Dataset rows describing interfaces →

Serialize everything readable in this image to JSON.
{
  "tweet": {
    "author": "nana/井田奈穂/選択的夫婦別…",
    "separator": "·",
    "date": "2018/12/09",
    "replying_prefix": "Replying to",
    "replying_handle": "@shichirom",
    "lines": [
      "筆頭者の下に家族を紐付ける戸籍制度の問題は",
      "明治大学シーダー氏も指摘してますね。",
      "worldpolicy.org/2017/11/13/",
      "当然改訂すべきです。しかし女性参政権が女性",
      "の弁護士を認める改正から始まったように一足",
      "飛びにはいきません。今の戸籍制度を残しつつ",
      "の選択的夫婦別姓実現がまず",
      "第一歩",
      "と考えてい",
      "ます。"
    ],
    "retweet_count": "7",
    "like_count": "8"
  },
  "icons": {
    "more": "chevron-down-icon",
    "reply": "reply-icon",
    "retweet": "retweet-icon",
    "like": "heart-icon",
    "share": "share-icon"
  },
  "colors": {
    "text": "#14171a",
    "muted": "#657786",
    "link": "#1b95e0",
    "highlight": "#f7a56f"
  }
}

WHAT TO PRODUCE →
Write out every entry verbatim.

SOLUTION TO THE PROBLEM →
Serialize everything readable in this image to JSON.
{
  "tweet": {
    "author": "nana/井田奈穂/選択的夫婦別…",
    "separator": "·",
    "date": "2018/12/09",
    "replying_prefix": "Replying to",
    "replying_handle": "@shichirom",
    "lines": [
      "筆頭者の下に家族を紐付ける戸籍制度の問題は",
      "明治大学シーダー氏も指摘してますね。",
      "worldpolicy.org/2017/11/13/",
      "当然改訂すべきです。しかし女性参政権が女性",
      "の弁護士を認める改正から始まったように一足",
      "飛びにはいきません。今の戸籍制度を残しつつ",
      "の選択的夫婦別姓実現がまず",
      "第一歩",
      "と考えてい",
      "ます。"
    ],
    "retweet_count": "7",
    "like_count": "8"
  },
  "icons": {
    "more": "chevron-down-icon",
    "reply": "reply-icon",
    "retweet": "retweet-icon",
    "like": "heart-icon",
    "share": "share-icon"
  },
  "colors": {
    "text": "#14171a",
    "muted": "#657786",
    "link": "#1b95e0",
    "highlight": "#f7a56f"
  }
}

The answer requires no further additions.